Extract, from the listing that follows, each line containing the word "departure".

> [Data section]
- - - - - - -

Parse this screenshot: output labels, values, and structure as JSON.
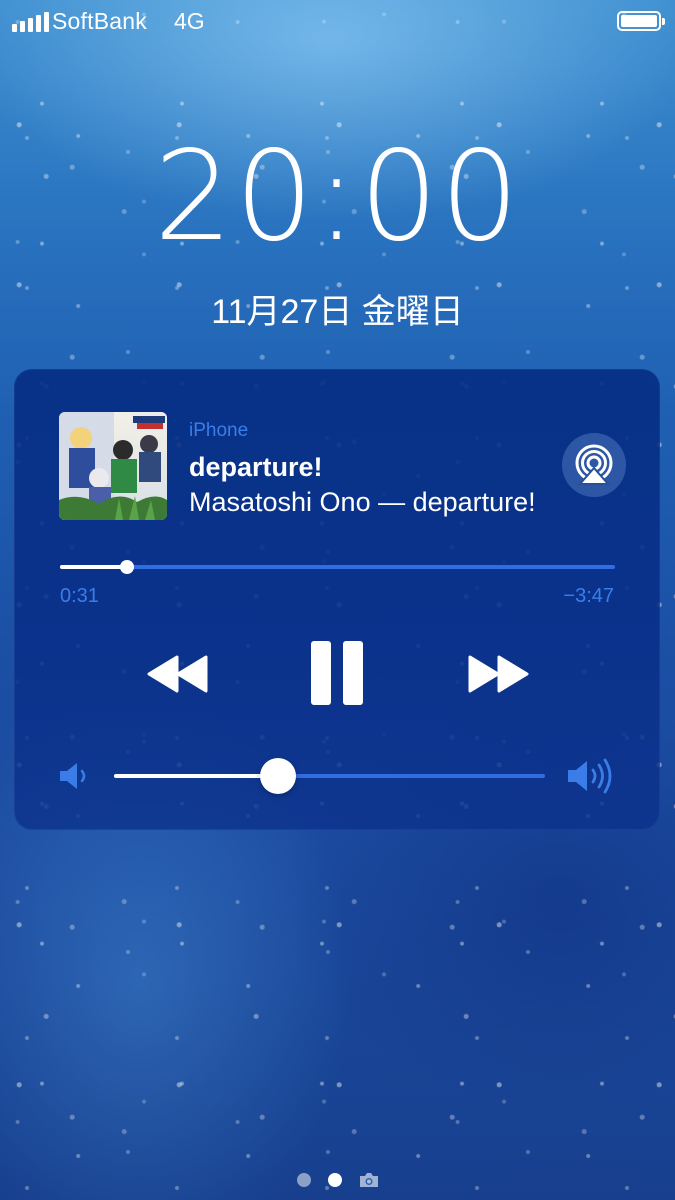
{
  "status_bar": {
    "carrier": "SoftBank",
    "network": "4G",
    "signal_bars": 5,
    "battery_level": 1.0
  },
  "lock_screen": {
    "time": "20:00",
    "date": "11月27日 金曜日"
  },
  "now_playing": {
    "source": "iPhone",
    "title": "departure!",
    "subtitle": "Masatoshi Ono — departure!",
    "elapsed": "0:31",
    "remaining": "−3:47",
    "progress_fraction": 0.12,
    "volume_fraction": 0.38,
    "artwork_icon": "album-art",
    "airplay_icon": "airplay-icon",
    "rewind_icon": "rewind-icon",
    "pause_icon": "pause-icon",
    "forward_icon": "fast-forward-icon",
    "accent_color": "#3a7de8"
  },
  "page_indicator": {
    "pages": 2,
    "active_index": 1,
    "extra_icon": "camera-icon"
  }
}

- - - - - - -

> [Solved exercise]
    "title": "departure!",
    "subtitle": "Masatoshi Ono — departure!",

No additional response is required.